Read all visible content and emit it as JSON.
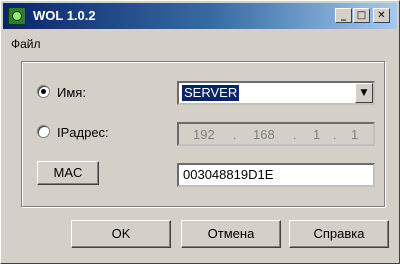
{
  "window": {
    "title": "WOL 1.0.2",
    "controls": {
      "minimize": "_",
      "maximize": "□",
      "close": "✕"
    },
    "icon": "app-icon"
  },
  "menu": {
    "file": "Файл"
  },
  "form": {
    "name_option": {
      "label": "Имя:",
      "selected": true
    },
    "ip_option": {
      "label": "IPадрес:",
      "selected": false
    },
    "name_value": "SERVER",
    "ip_octets": [
      "192",
      "168",
      "1",
      "1"
    ],
    "ip_dot": ".",
    "mac_button": "MAC",
    "mac_value": "003048819D1E"
  },
  "buttons": {
    "ok": "OK",
    "cancel": "Отмена",
    "help": "Справка"
  }
}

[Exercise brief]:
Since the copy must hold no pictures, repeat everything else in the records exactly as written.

[Expected output]:
Read all visible content and emit it as JSON.
{
  "window": {
    "title": "WOL 1.0.2",
    "controls": {
      "minimize": "_",
      "maximize": "□",
      "close": "✕"
    },
    "icon": "app-icon"
  },
  "menu": {
    "file": "Файл"
  },
  "form": {
    "name_option": {
      "label": "Имя:",
      "selected": true
    },
    "ip_option": {
      "label": "IPадрес:",
      "selected": false
    },
    "name_value": "SERVER",
    "ip_octets": [
      "192",
      "168",
      "1",
      "1"
    ],
    "ip_dot": ".",
    "mac_button": "MAC",
    "mac_value": "003048819D1E"
  },
  "buttons": {
    "ok": "OK",
    "cancel": "Отмена",
    "help": "Справка"
  }
}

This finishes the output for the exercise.